Summer, with the warm weather and long days, is a great time to reflect on what reenergizes and provides you with joy, and then to be sure those activities are regularly part of your life. Whether it is walking, gardening, reading, getting a manicure, taking a nap or the thousands of other things that make an individual happy, allow time for it to be a part of your life. Remember you can do more for the children and families when you replenish and care for yourself!

Reflections on Joy, Strengths and Being

I am just returning from New Orleans where I have been attending the 2015 NAEYC Institute for Professional Development. It was this year’s theme that drove me to attend The Early Childhood Profession We All Want: What Will It Take To Get Us There? As a person who is continually thinking about leadership and leadership development there are many ideas swirling in my head which will manifest themselves into various blog posts that I can share, but for today I want to keep it simple.

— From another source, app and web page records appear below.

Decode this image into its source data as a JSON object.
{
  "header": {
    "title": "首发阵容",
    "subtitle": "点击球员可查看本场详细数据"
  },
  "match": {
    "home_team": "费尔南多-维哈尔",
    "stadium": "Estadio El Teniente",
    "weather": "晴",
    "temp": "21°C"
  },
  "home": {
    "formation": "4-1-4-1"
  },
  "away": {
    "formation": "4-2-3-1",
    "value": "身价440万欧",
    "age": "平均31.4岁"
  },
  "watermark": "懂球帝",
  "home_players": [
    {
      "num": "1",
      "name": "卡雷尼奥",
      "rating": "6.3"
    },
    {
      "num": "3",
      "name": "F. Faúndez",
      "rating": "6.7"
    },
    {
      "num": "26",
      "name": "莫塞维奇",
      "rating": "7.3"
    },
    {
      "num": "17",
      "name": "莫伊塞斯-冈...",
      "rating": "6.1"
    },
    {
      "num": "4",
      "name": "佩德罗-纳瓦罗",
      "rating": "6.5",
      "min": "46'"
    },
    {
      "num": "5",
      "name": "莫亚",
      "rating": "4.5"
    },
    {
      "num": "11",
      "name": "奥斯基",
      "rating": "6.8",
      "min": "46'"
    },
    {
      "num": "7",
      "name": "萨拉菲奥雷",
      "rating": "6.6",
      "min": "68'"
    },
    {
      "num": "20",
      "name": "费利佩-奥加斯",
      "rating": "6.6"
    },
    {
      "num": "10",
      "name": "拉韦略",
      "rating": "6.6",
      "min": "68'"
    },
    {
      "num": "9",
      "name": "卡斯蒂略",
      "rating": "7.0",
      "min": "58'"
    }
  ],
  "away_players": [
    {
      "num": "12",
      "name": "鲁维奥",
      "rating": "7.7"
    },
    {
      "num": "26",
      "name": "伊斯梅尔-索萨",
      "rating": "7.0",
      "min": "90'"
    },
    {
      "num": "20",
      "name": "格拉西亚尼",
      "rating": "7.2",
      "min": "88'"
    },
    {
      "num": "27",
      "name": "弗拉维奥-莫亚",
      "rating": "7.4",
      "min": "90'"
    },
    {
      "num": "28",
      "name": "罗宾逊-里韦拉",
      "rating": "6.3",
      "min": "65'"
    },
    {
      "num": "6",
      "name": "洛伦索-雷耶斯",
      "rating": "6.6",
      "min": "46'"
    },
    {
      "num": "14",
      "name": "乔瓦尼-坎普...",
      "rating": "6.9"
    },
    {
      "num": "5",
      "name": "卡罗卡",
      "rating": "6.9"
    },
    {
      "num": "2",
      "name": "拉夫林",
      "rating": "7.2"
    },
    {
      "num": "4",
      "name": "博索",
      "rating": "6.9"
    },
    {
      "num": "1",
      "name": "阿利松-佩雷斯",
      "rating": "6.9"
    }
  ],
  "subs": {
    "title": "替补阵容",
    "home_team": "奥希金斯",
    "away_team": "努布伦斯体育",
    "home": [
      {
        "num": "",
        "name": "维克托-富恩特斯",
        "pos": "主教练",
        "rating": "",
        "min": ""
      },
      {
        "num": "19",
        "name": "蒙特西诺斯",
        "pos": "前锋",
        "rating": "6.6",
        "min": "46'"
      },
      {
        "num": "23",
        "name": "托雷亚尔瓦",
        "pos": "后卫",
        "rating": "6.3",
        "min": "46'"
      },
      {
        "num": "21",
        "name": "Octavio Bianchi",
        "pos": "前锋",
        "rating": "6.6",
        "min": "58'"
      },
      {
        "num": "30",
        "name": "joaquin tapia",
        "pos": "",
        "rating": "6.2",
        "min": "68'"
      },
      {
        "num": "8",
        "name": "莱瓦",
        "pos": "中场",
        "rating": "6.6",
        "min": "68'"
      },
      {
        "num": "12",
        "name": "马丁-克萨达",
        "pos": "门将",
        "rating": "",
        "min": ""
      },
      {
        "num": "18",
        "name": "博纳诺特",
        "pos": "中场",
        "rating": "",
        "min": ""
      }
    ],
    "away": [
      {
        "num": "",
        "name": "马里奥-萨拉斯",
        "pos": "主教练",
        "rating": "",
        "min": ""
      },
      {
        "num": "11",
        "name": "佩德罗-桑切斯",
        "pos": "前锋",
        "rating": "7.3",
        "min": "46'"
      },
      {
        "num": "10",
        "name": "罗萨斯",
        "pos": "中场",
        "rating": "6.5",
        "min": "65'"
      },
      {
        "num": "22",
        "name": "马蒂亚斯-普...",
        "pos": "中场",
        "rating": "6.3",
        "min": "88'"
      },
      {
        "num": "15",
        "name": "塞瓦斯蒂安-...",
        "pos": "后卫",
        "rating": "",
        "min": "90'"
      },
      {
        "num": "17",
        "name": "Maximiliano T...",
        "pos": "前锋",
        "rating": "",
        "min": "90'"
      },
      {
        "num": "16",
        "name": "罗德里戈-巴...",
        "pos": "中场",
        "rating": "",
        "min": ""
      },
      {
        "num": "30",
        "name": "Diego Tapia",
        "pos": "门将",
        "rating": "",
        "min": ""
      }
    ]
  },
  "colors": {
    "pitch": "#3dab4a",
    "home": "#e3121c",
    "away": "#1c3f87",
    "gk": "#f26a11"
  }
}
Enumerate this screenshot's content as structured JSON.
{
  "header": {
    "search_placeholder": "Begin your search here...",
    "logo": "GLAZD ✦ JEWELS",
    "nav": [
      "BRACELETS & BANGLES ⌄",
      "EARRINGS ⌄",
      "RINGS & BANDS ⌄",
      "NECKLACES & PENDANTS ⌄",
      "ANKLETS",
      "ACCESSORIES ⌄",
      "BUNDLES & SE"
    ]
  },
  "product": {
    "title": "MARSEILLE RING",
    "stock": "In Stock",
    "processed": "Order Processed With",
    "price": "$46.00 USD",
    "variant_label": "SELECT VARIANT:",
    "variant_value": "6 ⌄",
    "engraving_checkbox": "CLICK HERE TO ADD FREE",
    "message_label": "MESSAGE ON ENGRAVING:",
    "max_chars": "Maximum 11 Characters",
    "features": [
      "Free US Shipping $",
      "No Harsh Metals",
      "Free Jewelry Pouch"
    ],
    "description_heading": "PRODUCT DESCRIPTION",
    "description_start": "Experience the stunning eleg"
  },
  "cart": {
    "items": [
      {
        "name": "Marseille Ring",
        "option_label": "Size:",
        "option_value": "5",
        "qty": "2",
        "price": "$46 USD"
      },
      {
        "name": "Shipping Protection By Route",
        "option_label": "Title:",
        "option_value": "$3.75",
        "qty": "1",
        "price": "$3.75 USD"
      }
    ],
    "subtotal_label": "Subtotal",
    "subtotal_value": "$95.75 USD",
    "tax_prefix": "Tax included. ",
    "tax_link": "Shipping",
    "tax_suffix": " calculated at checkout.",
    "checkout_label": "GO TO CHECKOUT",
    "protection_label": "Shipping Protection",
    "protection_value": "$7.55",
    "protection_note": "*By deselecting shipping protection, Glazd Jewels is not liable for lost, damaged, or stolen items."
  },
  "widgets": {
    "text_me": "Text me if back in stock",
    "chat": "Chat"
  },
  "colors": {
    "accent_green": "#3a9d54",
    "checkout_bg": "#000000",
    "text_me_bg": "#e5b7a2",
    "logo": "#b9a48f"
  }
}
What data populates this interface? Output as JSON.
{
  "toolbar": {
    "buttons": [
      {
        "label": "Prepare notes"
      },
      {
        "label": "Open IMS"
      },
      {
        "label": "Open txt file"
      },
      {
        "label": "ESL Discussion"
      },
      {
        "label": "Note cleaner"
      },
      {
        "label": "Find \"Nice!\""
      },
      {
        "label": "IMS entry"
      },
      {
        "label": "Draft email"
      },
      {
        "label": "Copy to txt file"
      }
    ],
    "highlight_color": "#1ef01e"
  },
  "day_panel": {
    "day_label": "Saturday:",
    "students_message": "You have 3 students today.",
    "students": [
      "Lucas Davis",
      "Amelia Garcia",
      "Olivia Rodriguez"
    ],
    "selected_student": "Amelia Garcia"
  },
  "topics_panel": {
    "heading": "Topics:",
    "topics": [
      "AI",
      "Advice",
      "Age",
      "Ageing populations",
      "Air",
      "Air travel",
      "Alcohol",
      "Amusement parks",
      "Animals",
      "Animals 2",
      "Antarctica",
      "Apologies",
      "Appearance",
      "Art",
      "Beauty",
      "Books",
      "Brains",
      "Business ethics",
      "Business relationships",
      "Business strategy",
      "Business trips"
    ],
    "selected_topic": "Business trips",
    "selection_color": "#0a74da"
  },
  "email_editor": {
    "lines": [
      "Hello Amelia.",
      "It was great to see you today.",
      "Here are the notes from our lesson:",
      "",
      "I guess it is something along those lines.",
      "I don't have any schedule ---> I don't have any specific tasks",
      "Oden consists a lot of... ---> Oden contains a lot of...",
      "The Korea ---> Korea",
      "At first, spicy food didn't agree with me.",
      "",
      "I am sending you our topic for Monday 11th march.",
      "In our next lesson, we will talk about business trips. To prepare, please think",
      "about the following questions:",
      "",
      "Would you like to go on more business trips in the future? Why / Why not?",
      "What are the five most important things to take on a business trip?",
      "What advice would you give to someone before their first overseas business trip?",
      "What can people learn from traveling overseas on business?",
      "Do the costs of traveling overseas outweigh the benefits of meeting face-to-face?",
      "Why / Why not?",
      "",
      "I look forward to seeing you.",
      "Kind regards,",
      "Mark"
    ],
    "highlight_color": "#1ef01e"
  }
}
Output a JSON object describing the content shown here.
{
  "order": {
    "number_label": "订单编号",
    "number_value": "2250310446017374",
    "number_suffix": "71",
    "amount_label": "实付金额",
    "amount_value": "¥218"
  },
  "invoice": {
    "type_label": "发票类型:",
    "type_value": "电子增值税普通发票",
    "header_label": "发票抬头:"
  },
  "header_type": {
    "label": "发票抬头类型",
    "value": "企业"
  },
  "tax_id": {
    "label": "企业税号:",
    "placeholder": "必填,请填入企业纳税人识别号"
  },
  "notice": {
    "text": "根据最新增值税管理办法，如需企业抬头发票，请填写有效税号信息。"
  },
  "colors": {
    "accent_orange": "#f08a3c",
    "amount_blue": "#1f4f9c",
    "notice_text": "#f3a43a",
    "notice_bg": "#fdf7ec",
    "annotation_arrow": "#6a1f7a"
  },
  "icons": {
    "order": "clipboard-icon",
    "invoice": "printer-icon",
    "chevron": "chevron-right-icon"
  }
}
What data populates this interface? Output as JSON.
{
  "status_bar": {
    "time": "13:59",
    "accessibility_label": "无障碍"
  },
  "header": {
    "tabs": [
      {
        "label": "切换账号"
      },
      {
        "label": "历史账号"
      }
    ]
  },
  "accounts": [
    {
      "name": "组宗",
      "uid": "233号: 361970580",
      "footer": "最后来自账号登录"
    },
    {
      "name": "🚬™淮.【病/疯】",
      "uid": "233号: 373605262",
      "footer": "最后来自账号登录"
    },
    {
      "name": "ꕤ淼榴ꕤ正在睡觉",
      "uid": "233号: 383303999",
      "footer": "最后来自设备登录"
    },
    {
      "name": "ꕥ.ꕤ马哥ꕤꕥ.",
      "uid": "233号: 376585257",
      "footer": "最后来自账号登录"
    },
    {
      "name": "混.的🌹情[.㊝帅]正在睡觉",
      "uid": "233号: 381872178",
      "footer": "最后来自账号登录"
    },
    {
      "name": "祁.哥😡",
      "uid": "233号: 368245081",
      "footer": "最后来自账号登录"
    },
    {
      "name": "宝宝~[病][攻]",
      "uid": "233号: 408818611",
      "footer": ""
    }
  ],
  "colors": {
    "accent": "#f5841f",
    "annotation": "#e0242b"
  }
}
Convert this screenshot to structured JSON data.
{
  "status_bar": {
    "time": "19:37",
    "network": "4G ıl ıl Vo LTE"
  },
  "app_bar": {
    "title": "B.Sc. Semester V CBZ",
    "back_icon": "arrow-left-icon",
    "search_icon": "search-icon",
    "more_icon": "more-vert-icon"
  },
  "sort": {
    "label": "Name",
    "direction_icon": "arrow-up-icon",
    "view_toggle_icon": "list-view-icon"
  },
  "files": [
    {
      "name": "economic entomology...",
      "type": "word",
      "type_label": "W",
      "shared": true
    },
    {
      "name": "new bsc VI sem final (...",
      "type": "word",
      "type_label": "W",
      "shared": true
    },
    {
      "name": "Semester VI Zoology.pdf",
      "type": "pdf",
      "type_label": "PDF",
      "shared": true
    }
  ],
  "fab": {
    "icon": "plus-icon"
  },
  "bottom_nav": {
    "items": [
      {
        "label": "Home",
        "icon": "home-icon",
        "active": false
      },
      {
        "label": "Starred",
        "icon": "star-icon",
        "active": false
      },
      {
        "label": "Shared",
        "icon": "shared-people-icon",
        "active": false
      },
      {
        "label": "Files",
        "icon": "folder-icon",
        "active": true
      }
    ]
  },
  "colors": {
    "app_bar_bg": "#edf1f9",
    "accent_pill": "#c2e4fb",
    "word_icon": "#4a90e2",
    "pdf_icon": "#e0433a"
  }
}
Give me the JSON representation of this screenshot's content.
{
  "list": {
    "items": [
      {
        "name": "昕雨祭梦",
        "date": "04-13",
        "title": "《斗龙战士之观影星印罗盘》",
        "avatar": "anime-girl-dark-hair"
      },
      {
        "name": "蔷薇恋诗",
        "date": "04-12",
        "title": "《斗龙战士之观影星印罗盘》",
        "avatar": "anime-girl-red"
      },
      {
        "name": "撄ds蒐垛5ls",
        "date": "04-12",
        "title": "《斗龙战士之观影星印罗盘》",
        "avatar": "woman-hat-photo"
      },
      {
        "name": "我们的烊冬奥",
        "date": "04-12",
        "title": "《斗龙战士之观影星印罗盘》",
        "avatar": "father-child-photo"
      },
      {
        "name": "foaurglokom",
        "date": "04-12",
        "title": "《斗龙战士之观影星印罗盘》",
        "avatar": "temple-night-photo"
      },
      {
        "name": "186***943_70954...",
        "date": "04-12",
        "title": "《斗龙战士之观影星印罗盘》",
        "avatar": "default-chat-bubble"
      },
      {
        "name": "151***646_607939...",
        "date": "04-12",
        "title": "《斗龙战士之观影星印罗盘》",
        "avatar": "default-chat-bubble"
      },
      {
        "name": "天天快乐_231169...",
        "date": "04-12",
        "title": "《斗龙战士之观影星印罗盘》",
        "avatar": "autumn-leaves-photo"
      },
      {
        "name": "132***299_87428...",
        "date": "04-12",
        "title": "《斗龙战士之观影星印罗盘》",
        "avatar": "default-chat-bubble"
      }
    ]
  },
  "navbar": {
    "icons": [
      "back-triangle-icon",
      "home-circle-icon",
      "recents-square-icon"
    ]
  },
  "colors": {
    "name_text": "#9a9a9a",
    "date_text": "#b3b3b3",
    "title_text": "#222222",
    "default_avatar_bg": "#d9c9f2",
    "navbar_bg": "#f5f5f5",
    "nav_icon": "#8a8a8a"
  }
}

During one of the sessions I attended, the presenter recommended asking people what in their work gives them the most joy? She suggested, in their answer you will find their strengths. For me, my immediate answer was people and relationships. Later on I asked a group of colleagues I was talking with, “what gave them joy in their work?” As each person shared their answer, such as organizing, research, technology and building relationships, I began to see by using this simple tool; a leader could begin to build a collaborative team with diverse strengths. It also provides a natural opportunity for collective leadership allowing members of the team to lead a portion of the project using their strength. Knowing my strengths lay in relationship building and setting vision, a good organizer, researcher and technology lover would be necessary to lead other aspects of a project not in my skill set. Once again this demonstrates the sum of the parts of a team is exponentially greater then the individuals.

Perhaps even more importantly by using this tool to identify what gives a person joy in their work, they can make sure they are able to use that strength as much as possible in their daily efforts. Of course as a child care center director even though I was not crazy about creating a budget and number crunching, it was a necessary piece of my work. I could not get away from it. However, when the number crunching was starting to get me down I would remember to get up and go do a classroom visit so I could interact with the teacher and children, which always provided a little dose of joy.

Reflecting on this notion that using our strengths brings us joy, I am drawn to think about being. Being is defined as all the physical and mental qualities that make up a person. Our strengths are our most well developed qualities and part of our being. They are simply part of our authentic self and should be easily available. These qualities are not static. As part of our journey it is possible to add to and develop other qualities as we need them and they too will become part of our being. It seems logical then, when our best qualities are simply part of who we are and we are easily able to use them in our job, we are able to feel contentment and satisfaction in our work and life.

Consider then, what brings you joy in your daily work? Do you recognize it as one of your strengths? Can you add more of it throughout your workday? Is it part of your being? I hope you will take a moment to reflect on these questions. I know I plan to some more.